━━ INPUT ━━

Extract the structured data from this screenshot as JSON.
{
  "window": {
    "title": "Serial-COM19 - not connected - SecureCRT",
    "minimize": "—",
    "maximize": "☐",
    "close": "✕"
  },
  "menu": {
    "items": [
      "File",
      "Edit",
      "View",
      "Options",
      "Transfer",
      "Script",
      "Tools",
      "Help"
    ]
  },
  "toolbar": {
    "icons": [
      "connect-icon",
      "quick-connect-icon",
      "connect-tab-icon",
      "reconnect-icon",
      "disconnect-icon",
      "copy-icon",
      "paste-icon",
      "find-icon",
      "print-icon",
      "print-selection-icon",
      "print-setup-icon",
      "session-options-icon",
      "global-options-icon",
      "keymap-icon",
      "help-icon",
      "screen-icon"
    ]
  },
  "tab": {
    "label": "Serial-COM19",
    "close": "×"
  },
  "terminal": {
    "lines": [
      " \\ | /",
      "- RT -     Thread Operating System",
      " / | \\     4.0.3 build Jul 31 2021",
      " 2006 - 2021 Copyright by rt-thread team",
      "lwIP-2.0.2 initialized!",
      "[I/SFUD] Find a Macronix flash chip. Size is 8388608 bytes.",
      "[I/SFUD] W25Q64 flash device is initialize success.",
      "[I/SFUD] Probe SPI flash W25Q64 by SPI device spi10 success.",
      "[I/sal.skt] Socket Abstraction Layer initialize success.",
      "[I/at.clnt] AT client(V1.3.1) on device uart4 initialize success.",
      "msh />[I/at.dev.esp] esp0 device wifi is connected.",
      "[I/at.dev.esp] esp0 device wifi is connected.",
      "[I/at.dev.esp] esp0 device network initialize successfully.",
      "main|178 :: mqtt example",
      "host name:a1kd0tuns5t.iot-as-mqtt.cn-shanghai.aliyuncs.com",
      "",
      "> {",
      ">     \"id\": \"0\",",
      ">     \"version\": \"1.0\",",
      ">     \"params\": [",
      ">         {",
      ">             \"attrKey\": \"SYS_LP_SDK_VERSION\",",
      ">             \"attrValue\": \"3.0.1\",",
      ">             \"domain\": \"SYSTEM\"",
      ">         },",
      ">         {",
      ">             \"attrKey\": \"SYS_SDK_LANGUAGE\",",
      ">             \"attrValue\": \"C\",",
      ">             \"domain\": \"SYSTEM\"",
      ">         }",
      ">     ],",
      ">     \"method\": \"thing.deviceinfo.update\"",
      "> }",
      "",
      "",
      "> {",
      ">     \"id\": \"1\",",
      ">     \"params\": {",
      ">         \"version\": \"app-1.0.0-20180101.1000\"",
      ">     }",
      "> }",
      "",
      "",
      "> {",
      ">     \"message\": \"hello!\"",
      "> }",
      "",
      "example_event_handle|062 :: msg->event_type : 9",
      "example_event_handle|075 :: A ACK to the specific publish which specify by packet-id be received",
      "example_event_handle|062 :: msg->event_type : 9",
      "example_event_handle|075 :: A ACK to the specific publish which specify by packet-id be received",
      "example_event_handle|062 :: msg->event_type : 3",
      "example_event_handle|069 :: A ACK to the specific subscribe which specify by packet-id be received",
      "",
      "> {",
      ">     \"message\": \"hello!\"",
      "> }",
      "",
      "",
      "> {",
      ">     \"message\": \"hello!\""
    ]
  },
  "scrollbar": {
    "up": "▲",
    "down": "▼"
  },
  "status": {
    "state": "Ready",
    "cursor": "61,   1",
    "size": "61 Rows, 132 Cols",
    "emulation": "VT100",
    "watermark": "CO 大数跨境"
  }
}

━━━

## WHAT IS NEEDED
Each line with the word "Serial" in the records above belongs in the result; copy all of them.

## RESPONSE TO THIS EXERCISE
    "title": "Serial-COM19 - not connected - SecureCRT",
    "label": "Serial-COM19",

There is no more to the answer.